ASSIGNMENT
Write the entries out again exactly; any picture among them gets left out.

[PROVIDED DATA]

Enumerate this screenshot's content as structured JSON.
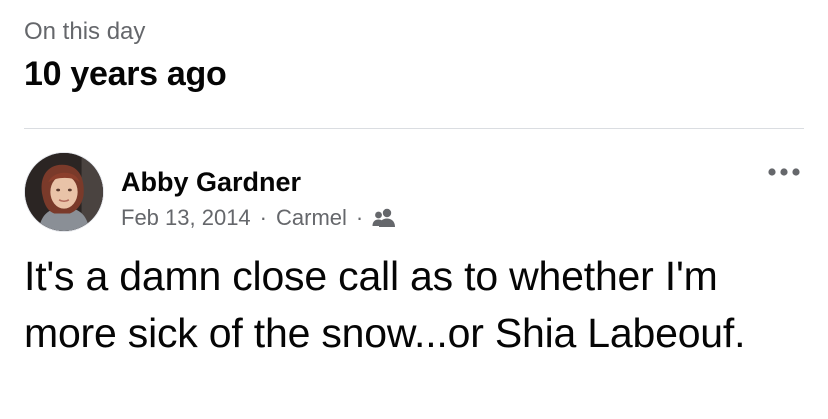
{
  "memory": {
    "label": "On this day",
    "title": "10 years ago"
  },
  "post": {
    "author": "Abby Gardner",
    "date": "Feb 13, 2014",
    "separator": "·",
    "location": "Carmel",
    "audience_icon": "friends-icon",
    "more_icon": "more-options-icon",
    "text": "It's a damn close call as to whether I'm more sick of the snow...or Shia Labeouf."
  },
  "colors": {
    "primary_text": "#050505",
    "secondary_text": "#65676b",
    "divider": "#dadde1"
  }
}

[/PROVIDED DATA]

OUTPUT OF THE TASK
Enumerate this screenshot's content as structured JSON.
{
  "memory": {
    "label": "On this day",
    "title": "10 years ago"
  },
  "post": {
    "author": "Abby Gardner",
    "date": "Feb 13, 2014",
    "separator": "·",
    "location": "Carmel",
    "audience_icon": "friends-icon",
    "more_icon": "more-options-icon",
    "text": "It's a damn close call as to whether I'm more sick of the snow...or Shia Labeouf."
  },
  "colors": {
    "primary_text": "#050505",
    "secondary_text": "#65676b",
    "divider": "#dadde1"
  }
}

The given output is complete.